The federal government has only recently begun releasing data on hospital-acquired infections for individual hospitals across the country. The first measure it began tracking was central line-associated bloodstream infections — referred to as CLABSI — and there is now a year’s worth of data behind the calculations. More recent additions are catheter-associated urinary tract infections (CAUTI) and surgical site infections (SSI) related to colon surgery. For the latter two measures, only six months of federal data curently exists.
The government periodicially updates the figures with the latest data. It is currently collecting information on new measures and will roll out that data next year. Over time, then, the data on each measure will get richer and deeper, and the AJC will follow it for subscribers on myajc.com. The new releases on CAUTI and SSI are at myajc now. They represent the beginning of greater transparency for patients. In addition, some experts believe that the mere fact that hospitals must publicly report this information motivates them to do a better job of controlling infections.
THE ‘CLABSI’ PROTOCOL
Many hospital patients have “central lines” – catheters similar to IVs that are placed in larger veins and can be left in place longer than a regular IV. Some of those patients end up contracting a central line-associated bloodstream infection, known by the acronym CLABSI, which can be lethal.
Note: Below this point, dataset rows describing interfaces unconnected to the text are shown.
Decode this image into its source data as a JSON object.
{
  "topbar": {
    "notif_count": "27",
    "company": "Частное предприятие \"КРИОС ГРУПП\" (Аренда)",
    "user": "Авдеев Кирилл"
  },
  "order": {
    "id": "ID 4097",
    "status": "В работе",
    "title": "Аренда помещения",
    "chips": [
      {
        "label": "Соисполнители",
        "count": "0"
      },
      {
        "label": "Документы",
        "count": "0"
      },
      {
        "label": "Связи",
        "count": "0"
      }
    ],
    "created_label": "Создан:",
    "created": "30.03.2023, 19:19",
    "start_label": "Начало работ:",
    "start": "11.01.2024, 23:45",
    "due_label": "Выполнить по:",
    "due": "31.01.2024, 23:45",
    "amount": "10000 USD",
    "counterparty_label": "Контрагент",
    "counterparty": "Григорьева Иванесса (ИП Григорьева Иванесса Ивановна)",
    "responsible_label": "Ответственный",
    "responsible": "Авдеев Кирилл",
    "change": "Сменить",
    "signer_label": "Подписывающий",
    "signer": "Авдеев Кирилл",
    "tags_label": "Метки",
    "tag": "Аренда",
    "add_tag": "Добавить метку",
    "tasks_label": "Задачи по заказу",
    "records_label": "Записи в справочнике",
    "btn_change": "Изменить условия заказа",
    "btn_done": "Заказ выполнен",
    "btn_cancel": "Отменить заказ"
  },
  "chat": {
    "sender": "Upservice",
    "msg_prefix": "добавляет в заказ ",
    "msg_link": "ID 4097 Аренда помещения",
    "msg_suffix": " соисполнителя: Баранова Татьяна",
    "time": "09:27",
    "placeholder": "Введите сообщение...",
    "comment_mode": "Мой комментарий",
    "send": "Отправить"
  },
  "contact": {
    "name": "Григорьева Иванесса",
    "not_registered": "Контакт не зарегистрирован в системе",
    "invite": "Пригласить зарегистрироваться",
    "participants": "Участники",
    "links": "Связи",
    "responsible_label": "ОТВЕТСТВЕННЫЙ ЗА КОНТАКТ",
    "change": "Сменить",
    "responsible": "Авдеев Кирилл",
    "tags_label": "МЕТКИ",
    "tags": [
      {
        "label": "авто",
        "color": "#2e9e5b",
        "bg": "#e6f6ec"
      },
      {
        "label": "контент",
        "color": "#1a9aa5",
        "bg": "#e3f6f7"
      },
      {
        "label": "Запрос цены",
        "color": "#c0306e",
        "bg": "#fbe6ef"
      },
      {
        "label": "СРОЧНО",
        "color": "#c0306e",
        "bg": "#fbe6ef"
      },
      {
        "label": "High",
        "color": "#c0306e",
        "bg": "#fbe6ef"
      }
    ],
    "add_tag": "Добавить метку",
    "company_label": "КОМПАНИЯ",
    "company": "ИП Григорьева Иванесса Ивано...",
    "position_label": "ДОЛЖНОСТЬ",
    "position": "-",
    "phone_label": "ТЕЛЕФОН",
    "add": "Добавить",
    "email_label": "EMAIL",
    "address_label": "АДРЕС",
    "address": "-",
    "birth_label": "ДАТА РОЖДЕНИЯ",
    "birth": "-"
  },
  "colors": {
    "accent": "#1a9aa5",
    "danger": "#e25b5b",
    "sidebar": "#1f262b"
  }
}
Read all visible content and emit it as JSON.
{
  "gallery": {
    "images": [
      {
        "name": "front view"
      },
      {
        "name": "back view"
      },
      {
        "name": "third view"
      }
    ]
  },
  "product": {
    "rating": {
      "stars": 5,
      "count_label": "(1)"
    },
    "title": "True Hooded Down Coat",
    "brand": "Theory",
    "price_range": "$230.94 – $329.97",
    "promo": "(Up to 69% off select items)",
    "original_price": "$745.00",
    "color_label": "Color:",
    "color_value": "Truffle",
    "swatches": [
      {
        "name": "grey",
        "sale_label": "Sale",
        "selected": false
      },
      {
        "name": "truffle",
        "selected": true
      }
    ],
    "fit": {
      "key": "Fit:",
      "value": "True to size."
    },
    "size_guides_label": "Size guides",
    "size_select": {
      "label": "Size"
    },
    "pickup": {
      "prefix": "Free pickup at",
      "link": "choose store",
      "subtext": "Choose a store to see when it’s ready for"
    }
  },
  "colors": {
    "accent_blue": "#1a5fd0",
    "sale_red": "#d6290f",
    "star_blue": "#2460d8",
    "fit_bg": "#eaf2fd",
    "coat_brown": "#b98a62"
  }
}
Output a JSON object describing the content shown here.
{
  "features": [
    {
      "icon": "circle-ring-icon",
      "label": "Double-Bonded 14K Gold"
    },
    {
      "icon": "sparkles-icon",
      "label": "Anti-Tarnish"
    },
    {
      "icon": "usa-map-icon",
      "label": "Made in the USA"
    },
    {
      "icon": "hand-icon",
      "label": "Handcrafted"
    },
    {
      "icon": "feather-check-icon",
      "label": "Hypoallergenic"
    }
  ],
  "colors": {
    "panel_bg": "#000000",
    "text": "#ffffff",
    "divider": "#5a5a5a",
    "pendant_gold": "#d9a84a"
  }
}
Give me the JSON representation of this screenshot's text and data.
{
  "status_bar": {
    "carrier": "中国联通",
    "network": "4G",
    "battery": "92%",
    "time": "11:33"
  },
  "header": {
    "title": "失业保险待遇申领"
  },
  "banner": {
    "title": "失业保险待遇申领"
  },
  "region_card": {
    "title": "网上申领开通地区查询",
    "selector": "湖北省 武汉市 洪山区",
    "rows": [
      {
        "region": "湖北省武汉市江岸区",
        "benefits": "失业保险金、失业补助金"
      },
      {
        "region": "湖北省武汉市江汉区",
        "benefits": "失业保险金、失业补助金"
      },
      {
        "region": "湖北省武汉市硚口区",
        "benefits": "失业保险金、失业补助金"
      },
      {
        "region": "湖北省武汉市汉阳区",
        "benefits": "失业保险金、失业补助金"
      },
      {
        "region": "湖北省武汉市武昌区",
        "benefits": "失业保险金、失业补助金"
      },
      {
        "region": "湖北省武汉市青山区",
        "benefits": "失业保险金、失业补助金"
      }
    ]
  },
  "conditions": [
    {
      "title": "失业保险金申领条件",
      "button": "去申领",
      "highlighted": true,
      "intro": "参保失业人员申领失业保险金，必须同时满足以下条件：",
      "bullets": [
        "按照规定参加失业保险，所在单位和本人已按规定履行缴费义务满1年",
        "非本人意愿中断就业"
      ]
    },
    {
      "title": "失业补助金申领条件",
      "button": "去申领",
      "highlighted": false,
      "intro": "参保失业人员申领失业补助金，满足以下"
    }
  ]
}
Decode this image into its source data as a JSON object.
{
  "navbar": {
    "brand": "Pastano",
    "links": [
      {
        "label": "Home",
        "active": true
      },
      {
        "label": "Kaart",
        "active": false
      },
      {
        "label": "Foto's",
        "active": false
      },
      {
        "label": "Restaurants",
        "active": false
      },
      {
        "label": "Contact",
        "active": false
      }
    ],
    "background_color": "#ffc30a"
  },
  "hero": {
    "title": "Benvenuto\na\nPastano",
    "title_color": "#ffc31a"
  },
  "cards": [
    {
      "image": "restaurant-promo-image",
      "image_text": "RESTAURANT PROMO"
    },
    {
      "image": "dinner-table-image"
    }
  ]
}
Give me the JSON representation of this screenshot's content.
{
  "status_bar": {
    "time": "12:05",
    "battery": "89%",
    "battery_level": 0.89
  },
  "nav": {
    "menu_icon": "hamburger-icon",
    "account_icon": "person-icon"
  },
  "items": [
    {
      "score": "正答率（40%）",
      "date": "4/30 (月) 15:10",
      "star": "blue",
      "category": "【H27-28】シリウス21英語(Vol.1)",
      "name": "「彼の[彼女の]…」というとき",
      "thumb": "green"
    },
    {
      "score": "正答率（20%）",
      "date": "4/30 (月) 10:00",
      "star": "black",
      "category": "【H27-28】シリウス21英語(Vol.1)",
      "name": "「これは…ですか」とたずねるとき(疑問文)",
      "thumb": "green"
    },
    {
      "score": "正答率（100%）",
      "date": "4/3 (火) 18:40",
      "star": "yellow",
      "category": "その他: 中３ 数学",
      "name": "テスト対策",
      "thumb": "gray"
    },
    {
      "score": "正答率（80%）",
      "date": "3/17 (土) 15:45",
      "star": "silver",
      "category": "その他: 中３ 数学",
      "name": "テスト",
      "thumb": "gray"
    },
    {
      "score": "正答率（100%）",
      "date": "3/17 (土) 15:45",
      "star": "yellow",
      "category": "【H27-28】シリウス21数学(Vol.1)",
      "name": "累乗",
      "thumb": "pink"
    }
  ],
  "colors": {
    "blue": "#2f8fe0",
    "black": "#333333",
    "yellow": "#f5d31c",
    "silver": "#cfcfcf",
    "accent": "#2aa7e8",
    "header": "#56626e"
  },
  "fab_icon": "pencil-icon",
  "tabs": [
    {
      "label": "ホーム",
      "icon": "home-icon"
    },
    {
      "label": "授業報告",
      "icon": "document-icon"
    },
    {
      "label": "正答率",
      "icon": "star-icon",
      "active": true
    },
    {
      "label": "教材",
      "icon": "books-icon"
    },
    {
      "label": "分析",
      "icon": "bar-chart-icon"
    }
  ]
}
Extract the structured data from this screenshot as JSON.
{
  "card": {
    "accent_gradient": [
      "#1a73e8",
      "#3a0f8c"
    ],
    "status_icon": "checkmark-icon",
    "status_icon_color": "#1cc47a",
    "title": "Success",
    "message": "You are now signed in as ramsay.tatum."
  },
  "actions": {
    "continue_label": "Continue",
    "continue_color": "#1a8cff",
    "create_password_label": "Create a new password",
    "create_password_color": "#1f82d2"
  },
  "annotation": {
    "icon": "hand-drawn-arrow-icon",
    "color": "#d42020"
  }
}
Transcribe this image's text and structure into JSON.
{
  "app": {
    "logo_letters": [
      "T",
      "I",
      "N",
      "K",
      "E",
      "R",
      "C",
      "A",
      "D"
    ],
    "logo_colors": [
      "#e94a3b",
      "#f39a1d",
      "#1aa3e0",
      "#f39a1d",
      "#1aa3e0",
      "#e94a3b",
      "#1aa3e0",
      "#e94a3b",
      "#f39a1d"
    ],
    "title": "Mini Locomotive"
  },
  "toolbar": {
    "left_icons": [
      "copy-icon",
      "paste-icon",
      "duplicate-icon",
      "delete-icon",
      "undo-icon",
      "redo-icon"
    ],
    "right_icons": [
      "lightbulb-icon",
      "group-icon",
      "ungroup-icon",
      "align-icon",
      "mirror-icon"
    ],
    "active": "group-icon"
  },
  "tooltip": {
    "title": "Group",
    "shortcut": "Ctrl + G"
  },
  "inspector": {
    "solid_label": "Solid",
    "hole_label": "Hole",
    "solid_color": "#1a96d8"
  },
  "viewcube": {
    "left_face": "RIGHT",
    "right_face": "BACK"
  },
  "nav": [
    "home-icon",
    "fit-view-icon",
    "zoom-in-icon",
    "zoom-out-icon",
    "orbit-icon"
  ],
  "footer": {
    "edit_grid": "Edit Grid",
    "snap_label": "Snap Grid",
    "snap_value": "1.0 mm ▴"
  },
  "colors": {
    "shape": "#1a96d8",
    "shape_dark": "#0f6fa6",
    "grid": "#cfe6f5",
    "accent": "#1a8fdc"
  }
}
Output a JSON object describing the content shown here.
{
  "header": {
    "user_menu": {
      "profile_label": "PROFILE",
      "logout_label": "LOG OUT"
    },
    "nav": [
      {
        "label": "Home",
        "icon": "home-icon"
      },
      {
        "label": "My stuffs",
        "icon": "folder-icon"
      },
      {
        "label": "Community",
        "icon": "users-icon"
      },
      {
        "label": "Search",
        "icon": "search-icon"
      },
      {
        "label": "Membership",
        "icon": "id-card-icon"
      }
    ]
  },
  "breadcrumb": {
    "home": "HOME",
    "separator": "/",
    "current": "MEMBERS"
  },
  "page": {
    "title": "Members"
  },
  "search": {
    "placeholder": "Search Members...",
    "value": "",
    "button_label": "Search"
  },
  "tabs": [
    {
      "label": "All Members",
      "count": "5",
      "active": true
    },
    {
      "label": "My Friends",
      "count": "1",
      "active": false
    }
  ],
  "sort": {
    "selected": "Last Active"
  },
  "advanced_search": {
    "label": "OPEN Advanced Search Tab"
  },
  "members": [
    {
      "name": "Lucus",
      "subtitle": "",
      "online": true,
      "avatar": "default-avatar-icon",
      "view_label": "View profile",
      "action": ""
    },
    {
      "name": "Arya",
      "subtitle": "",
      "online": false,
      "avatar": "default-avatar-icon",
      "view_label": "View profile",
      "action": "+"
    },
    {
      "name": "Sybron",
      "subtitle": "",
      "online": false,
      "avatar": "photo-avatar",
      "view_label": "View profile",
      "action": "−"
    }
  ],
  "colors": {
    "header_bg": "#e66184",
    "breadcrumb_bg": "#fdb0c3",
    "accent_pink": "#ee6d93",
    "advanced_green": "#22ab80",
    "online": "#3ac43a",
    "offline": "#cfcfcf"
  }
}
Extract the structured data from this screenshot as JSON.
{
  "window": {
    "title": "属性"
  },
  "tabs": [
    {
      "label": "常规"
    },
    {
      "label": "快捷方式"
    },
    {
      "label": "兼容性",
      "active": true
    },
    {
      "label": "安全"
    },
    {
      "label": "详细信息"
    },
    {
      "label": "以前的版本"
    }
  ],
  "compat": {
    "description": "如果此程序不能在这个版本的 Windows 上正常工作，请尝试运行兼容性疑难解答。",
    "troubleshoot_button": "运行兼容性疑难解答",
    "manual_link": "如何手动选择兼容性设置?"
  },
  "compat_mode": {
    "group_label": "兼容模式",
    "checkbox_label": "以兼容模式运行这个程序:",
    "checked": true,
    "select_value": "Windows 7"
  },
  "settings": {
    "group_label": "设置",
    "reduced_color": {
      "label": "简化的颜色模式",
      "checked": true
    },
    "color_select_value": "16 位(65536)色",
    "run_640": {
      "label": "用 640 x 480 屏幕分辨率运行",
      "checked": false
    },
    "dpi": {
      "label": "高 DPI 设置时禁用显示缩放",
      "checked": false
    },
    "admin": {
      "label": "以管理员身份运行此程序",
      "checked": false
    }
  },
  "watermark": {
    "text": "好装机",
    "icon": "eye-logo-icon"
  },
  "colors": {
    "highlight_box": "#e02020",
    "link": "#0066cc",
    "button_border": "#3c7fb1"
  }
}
Research has shown that when doctors and nurses follow this simple checklist, infection rates drop significantly:
- Use proper hand hygiene
- Create a sterile environment by wearing caps, masks, sterile gowns and gloves.
- Use the most effective skin antiseptic agent
- Select the optimal site on the patient’s body to insert the line
- Determine every day whether the line is still essential, so it can be removed as soon as possible